This was out of idle curiosity about the numbers rather than any genuine security concern. The lock in question is going onto a bike carrier thingy, a big part of the body of which is some sort of fabric-y stuff. Anyone who seriously wants to get into it will more likely use a knife than anything else. (For that matter, they’re more likely to want to just steal the entire bike anyway.) The lock will hopefully discourage bored grade school kids from casually pawing through my stuff while it’s parked outside the library.

While I was reading the instructions on how to set the combination, I got to thinking of all the contemptuous comments I’ve seen about people who leave the default password on their routers or use ‘12345’ as their passwords and the like. So, if that is the stupidest number you could use, what’s the opposite?

I settled on ‘665’ just to be contrary. (Sssh! Don’t tell!)

No matter what combination you set, it will always be the last number a thief tries (if he tries it at all).

That would seem to imply that if a thief tries, he (or she) will keep trying until they get the right combination.

My rule is to enter the same number 100 times.

It decreases my expected return, but if I do win, it will really upset anyone else who entered the same number just once.
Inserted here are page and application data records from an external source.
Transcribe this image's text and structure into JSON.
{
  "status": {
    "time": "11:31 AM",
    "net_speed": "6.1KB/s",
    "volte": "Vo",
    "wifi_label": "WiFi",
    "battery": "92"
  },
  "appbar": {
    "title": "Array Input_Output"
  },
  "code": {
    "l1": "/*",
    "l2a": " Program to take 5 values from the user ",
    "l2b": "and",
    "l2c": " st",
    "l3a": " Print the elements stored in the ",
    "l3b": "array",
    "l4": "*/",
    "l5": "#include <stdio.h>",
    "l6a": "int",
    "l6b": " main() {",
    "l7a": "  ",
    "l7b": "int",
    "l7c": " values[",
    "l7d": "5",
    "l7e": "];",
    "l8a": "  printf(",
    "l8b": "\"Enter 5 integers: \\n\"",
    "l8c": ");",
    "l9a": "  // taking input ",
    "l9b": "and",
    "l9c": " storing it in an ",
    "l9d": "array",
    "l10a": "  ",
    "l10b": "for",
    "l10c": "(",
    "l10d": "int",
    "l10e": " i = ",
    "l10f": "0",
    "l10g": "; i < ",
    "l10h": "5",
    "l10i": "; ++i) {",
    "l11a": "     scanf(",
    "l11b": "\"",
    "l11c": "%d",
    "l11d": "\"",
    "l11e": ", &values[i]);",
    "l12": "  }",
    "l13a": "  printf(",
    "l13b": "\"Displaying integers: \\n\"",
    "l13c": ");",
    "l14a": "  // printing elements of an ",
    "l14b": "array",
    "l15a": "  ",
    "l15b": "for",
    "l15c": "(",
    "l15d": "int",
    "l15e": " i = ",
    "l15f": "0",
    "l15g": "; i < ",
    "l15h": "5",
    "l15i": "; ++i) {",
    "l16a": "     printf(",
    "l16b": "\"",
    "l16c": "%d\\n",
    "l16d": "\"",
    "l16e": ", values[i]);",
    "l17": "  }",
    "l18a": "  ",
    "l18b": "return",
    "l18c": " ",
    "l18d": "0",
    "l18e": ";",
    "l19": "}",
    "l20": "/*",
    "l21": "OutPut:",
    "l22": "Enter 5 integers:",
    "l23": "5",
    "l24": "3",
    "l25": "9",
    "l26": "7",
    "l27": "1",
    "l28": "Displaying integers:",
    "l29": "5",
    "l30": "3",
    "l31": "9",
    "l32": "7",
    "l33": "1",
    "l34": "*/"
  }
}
Thieves are not very analyrical, they are more likely to start with the easiest approach. Which means starting with 000 and going 001, 002, etc. Very unlikely they would atart at 999 and work down. So 998 might be the best. It would not take even a stupid thief very long to figure out that trying random numbers willnot work, aside from the defect of having to chane three digits every time, instead of just one digit to the next on in order. First, though, they would try repetitions (222, 333), and then sequences (123, 234), then multiples (200, 300)because most people would set it at an easy number to remember, so I wouldn’t use one of those;

So if the purpose is to stymie a methodical thief, I’d use 998. But I would estimate the chances of the thief also thinking of that, and starting at 999 and working down as maybe one in 5, then I’d use 799…

I would guess that’s one of the most popular, as would pretty much any repeating three-digit combo be, but especially that one.

Maybe not quite the same thing, but we can probably get some hints from looking at the most popular 3-digit internet combinations. The most popular is, predictably, 123. Number two is 666.

I guess if we read the OP’s question closely, it’s a subtly different question than “what is the least popular 3-digit combination on a lock.”

I’d also suggest to avoid anything which has a number from 01-31 as a substring, (the first 2 or last 2 digits) because all those numbers could represent a calendar date, (with the other 1-9 as the month from January to September.) And there are probably lots of people who’d pick their birthday or anniversary date as their combination that way.